UKIP’s policies seem moderate, however, compared to an earlier Nationalist party called the British National Party which formed 1982. They had two incredibly controversial policies one of which is to stop immigration completely which would involve leaving the EU, prosecuting Islamic hate preachers and deporting them, rejecting all asylum seekers and no amnesty for all illegal immigrants. The second controversial policy was reversing islamisation which would involve revoking citizenships for those aiding enemies of Britain, refuse permission for any further mosques, ban the burqa, ban Sharia Law and closely monitoring teaching practices with in schools. This is a completely different form of nationalism compared Politico Magazine Issue 2 March 2019 to UKIP as it is more extreme. However both are examples of nationalism which occur within our society in the UK.
Many of the remainers believe that since the UK is the 5th largest economy in the world at this moment in time, we do not need the help of other countries in order to thrive and “take back control”. As we leave the EU, ultimately we will weaken our relationship with the other 27 EU countries that are part of this economic and political partnership. This will result in restrictions with trading within this trade bloc and a decrease in the number of migrants entering the UK. To some extent this could evoke a form of nationalism where our citizens believe that we are better off without interference from.
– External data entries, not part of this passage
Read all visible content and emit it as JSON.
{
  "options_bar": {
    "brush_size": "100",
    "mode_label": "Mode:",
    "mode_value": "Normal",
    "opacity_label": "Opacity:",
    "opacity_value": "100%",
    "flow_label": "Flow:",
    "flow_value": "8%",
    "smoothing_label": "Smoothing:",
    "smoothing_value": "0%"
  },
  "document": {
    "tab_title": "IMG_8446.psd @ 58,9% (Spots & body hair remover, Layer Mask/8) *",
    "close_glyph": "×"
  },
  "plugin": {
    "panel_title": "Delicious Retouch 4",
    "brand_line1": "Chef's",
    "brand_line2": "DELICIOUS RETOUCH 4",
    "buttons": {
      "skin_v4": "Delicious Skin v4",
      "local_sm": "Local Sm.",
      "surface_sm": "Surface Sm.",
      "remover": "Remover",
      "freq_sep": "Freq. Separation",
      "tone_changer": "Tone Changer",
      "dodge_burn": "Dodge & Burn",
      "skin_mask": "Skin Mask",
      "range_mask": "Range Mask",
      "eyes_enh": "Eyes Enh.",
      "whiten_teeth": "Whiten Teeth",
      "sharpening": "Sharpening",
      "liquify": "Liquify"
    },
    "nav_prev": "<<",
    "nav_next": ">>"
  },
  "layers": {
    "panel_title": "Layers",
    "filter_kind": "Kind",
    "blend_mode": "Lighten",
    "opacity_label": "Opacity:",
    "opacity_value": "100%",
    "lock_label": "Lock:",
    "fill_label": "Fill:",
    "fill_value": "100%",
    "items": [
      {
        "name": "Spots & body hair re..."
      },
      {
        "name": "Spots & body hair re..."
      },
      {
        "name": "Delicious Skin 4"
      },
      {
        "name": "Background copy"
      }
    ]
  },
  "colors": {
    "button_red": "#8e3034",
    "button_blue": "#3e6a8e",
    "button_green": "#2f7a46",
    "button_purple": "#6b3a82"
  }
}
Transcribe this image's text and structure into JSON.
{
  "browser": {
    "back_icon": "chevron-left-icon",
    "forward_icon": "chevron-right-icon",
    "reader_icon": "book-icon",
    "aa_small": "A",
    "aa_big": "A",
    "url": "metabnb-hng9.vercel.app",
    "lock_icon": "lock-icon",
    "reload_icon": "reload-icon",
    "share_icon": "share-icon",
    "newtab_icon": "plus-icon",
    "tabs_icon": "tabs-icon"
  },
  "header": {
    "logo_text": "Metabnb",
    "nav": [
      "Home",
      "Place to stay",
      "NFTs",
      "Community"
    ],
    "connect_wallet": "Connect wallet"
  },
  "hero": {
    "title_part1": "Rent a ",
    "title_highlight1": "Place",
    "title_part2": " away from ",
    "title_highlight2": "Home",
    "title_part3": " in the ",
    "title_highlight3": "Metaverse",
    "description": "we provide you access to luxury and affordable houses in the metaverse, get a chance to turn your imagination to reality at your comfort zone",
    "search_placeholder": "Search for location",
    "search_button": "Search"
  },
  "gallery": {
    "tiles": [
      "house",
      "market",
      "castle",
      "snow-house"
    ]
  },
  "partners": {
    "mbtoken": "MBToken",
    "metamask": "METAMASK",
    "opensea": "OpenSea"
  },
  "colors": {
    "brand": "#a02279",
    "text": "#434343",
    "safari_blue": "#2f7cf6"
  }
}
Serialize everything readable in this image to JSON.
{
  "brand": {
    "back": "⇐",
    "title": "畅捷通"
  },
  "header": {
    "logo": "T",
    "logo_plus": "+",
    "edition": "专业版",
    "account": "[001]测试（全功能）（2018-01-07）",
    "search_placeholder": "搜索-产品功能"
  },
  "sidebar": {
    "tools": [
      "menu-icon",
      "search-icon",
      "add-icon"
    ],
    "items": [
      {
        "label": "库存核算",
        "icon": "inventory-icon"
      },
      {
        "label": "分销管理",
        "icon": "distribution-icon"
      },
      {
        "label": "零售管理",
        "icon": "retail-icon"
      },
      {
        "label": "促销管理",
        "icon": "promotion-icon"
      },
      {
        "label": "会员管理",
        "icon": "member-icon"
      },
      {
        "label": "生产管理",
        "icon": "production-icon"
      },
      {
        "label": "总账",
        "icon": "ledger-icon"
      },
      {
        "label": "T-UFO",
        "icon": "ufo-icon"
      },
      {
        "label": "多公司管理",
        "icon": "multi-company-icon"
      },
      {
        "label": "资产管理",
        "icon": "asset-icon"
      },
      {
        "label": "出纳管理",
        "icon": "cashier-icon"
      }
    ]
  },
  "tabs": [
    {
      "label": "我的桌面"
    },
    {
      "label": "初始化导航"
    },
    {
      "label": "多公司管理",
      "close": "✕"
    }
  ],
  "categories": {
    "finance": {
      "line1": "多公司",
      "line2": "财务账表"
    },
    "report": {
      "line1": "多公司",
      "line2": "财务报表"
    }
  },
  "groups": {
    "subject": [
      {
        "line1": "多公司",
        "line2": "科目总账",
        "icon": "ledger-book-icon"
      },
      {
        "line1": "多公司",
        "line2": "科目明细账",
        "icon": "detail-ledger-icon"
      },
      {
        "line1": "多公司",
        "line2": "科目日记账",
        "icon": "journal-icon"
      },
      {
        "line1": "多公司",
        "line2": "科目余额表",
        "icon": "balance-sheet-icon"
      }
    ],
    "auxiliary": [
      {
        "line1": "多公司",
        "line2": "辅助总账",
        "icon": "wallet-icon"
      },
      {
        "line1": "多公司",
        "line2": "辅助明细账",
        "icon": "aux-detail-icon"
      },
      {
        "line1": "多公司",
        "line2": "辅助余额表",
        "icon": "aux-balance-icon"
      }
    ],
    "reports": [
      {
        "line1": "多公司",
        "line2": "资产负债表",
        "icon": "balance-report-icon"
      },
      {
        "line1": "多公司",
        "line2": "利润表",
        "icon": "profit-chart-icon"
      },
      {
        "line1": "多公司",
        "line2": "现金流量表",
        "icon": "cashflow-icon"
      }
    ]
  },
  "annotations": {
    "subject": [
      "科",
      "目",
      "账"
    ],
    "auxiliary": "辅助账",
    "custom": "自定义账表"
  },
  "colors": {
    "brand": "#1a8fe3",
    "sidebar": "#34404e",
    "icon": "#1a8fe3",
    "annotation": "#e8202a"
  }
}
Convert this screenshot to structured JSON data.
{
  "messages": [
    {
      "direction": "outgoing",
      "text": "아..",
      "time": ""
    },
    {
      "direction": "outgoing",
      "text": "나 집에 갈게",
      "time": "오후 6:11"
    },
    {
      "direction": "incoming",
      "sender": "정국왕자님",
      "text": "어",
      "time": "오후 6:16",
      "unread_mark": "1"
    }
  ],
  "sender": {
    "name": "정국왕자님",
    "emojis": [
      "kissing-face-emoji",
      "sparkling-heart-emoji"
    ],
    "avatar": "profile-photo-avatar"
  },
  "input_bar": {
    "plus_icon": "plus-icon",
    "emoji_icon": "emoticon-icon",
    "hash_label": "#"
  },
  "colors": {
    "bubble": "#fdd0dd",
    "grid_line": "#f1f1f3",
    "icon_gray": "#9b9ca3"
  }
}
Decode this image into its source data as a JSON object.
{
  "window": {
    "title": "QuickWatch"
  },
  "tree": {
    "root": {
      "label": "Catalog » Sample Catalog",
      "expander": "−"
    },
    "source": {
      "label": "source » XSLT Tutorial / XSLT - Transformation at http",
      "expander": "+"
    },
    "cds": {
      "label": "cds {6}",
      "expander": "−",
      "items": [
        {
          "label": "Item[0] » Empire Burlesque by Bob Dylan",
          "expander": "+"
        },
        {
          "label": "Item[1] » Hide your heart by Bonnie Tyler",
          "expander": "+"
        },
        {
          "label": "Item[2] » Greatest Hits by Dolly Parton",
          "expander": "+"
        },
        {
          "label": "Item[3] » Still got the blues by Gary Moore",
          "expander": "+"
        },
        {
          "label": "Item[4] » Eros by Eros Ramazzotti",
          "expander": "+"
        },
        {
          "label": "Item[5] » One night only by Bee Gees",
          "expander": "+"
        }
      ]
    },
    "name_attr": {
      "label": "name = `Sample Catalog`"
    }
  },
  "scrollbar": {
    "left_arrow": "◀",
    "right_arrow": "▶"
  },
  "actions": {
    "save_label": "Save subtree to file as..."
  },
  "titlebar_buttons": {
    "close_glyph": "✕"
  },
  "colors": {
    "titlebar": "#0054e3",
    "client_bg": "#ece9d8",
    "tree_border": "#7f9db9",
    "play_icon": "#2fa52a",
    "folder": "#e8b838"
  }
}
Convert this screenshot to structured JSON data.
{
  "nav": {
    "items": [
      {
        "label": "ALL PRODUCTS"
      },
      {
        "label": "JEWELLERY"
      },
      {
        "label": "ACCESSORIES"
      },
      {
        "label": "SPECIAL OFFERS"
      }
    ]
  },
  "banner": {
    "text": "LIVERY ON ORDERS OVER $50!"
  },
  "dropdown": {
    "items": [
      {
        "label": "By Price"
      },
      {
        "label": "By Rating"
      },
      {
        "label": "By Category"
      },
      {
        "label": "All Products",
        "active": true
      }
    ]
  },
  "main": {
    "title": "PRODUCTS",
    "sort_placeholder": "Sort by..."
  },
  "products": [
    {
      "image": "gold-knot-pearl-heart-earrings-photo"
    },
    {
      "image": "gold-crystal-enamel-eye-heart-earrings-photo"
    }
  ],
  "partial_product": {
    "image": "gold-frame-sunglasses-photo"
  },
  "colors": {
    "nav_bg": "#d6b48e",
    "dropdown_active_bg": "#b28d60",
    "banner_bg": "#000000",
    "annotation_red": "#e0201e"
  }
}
The future of the UK is uncertain at the moment following the Brexit vote to leave the European Union which occurred in 2016, there have been many links to Nationalism for our future. order to thrive and “take back control”. As we leave the EU, ultimately we will weaken our relationship with the other 27 EU countries that are part of this economic and political partnership. This will result in restrictions with trading within this trade bloc and a decrease in the number of migrants entering the UK. To some extent this could evoke a form of nationalism where our citizens believe that we are better off without interference from the rest of the world and that we need political independence. However, with recent changes meaning that the UK may be delayed to leave or not leave the EU at all, the future of nationalism within the UK is not definite.
– Georgia Coombes & Elinor Sullivan, year 13